My youngest niece is graduating high school this week. She will be (god help us) moving in to her own apartment in the fall. Part of the reason I’m writing this blog is to help her with some of the basics of living independently. I’m going to start with the topic of food preparation because it’s my favorite thing to talk about (some may use the word preach, I think that’s a bit harsh).
If I can get just one message across to her, and anyone else who’s reading along, it is this. EAT REAL FOOD. Please. Perhaps we need to go over what I mean, exactly, by “real food”. Michael Pollan, one of my hero’s, tells us “Don’t eat anything your great-grandmother wouldn’t recognize as food”. Very good advise, but I think we may have to amend that to great-great-grandmother when it comes to this next generation of young adults. I could go on for days on this subject and will revisit it in future posts but, for now, you can try to follow a few simple guidelines. This list comes from reading countless books and articles on the subject of nutrition as well as following several popular diets over the years. And, of course, just by being your basic food geek.
- Eat your veggies and fruit. If you can’t buy organic, get a wash that will remove pesticides and chemicals – Trader Joe’s has a good one.
- Read ingredients lists – if they are unrecognizable and hard to pronounce, you probably shouldn’t eat it
- Read nutritional labels – just say no to trans-fats, high fructose corn syrup, and anything with a high sugar content (no matter what kind) that has no fiber or protein
- Try really, super, duper hard to stay away from the fast food. I mean it. After a while, it won’t even taste as good.
- Don’t tell me you can’t afford to buy healthy food. You people have more toys, gadgets and services than I could even imagine when I was first starting out. Make your health a priority over purchasing the next Glee DVD collection. Think of all the health care costs you’ll save in the future.
- Take a bit of time to stock your pantry/cupboards and fridge so you always have something quick and easy to eat. It will save a lot of time and money in the long run.

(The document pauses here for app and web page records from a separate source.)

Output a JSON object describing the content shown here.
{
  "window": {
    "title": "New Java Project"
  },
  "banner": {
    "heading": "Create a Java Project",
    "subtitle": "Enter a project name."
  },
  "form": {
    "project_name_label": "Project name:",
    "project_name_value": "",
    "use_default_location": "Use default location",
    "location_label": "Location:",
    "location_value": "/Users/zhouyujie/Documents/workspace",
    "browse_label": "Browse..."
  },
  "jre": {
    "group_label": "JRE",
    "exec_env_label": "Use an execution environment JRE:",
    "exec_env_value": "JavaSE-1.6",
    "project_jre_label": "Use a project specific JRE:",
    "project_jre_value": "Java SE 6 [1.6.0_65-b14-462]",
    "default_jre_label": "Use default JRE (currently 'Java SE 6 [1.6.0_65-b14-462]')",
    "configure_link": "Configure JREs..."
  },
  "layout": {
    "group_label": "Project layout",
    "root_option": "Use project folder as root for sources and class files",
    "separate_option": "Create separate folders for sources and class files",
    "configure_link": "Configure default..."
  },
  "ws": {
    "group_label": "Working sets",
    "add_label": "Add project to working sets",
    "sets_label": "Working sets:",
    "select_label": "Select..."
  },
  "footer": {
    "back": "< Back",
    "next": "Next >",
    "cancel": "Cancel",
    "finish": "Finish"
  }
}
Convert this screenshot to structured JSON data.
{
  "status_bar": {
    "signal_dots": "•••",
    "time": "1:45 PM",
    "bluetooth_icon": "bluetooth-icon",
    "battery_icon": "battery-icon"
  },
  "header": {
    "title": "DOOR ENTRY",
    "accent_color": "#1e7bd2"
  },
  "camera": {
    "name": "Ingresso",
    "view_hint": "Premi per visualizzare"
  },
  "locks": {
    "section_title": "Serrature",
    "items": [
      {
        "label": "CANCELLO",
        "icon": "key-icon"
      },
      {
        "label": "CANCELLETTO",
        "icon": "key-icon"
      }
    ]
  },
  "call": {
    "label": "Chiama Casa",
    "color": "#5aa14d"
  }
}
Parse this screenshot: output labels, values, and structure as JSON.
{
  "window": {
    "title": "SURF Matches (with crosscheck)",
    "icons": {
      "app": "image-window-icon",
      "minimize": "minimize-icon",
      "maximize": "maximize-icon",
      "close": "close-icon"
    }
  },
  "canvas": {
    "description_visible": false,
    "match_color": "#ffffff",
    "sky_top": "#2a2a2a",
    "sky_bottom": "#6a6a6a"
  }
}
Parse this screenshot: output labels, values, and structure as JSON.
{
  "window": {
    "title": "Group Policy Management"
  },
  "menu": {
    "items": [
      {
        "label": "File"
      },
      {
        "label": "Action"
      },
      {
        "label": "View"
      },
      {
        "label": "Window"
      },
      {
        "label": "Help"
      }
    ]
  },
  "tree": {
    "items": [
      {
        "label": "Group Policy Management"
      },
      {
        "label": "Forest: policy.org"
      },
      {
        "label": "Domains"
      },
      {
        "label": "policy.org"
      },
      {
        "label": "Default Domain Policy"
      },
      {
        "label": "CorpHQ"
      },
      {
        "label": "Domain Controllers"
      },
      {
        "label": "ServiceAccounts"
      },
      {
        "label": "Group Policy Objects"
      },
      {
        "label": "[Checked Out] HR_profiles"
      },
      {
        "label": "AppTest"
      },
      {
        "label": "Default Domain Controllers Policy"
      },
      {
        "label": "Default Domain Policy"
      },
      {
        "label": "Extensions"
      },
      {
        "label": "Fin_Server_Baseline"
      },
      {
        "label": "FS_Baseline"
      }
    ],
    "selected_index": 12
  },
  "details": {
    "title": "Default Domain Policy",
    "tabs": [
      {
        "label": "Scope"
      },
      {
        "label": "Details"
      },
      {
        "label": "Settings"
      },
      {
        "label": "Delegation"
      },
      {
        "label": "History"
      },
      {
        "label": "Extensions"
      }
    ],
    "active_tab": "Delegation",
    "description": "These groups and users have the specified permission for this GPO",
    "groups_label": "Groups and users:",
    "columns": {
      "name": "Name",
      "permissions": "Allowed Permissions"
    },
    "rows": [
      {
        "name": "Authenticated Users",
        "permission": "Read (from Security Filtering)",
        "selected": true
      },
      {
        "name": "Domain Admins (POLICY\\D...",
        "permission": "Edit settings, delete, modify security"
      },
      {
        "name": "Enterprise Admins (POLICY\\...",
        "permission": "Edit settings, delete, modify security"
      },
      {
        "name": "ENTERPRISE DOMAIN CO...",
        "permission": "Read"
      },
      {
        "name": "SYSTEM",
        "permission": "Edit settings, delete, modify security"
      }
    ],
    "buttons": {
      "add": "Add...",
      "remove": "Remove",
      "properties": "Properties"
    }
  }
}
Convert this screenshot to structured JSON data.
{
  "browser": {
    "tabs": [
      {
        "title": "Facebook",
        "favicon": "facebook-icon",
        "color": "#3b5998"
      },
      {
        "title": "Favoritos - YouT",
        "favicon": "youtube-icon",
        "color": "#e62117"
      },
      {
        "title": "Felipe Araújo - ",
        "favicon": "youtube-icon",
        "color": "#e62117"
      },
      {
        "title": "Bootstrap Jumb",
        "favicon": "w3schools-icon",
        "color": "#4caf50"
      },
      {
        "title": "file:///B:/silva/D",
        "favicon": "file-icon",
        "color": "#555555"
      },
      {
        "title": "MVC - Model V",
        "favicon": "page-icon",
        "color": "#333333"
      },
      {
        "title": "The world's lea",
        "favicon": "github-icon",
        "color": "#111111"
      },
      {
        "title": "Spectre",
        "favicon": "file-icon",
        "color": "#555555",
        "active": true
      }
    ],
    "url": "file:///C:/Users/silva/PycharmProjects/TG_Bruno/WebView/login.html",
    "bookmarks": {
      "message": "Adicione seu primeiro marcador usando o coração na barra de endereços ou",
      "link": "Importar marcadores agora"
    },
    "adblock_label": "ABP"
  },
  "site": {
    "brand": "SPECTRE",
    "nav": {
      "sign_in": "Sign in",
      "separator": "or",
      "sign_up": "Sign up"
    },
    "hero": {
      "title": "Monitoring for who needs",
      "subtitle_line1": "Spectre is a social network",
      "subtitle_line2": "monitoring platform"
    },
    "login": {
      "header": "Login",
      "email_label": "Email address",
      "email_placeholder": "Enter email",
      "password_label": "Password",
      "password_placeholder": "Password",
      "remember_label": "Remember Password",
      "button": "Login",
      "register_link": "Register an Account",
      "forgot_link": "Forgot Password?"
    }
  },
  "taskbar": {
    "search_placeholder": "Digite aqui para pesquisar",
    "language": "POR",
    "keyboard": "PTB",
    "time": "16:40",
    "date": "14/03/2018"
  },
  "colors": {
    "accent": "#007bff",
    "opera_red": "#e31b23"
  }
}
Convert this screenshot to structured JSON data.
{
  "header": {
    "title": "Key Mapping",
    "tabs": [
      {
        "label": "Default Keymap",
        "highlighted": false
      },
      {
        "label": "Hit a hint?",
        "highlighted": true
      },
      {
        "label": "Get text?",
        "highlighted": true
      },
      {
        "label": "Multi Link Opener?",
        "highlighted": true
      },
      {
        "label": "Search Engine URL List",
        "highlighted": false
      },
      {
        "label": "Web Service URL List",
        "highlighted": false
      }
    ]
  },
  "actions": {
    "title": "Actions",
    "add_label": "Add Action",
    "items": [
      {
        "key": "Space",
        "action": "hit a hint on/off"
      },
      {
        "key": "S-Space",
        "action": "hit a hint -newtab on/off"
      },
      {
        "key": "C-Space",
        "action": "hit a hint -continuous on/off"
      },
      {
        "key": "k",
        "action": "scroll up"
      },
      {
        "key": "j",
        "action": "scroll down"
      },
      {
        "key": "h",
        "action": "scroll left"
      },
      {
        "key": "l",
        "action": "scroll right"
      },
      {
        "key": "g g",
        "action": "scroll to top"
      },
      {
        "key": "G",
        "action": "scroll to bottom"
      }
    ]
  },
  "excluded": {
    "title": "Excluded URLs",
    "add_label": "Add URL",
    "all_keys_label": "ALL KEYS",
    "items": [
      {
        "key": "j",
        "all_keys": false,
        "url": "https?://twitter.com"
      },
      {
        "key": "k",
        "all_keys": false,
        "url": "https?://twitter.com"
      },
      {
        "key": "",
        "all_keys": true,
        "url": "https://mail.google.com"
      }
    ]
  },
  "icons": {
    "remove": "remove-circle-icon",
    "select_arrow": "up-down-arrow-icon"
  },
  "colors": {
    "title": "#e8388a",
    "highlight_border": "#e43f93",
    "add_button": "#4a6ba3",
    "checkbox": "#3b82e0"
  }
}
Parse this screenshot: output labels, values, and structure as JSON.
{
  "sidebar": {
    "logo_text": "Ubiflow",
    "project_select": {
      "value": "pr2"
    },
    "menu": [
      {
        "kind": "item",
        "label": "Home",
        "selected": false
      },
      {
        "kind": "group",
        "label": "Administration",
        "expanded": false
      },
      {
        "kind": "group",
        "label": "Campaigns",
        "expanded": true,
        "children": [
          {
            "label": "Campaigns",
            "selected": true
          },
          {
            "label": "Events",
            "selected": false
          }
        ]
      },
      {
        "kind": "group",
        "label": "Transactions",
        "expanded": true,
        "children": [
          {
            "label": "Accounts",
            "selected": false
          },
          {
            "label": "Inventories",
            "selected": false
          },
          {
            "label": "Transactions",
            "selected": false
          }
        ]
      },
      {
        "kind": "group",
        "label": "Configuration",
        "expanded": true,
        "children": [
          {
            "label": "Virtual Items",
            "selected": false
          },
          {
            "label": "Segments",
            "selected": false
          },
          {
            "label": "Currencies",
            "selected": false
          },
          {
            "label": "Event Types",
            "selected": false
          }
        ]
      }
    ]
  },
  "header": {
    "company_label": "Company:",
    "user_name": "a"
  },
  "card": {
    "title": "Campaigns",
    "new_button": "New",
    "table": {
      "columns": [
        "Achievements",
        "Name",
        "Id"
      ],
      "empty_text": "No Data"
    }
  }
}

Salt & Pepper
Real Vanilla extract
Spices (cinnamon, garlic powder, oregano, basil, cumin, red pepper flakes, chili powder)
Baking soda & powder
Canned, chopped tomatoes
Jarred Pasta Sauce (Trader Joe’s tomato basil is really good)
Basic Fridge Items
Hard Cheese (cheddar/Parmesan/Swiss etc.)
Veggies (celery, peppers, carrots, greens etc.)
Favorite citrus fruit
Greek Yogurt, Sour Cream or Mayo (in order of healthiest, they can be used similarly)
Protein of choice (meat, tofu, fish)
Please do not refrigerate the following (but, by all means, have them on hand)
Okay, I know it’s a lot of information. You can handle it though. Really, you can.
Easy recipes are coming!
It’s important not to take it all too seriously and make it a huge chore. Grab a friend and go grocery shopping together. You could even share items you don’t think you’ll be able to use up on your own. If you need to ask for a small loan to get you started, I think that this is one area your family might be happy to help.
Gotta go pick up my girls now… This was fun!
“Keeping your body healthy is an expression of gratitude to the whole cosmos – the trees, the clouds, everything” Thich Nhat Hanh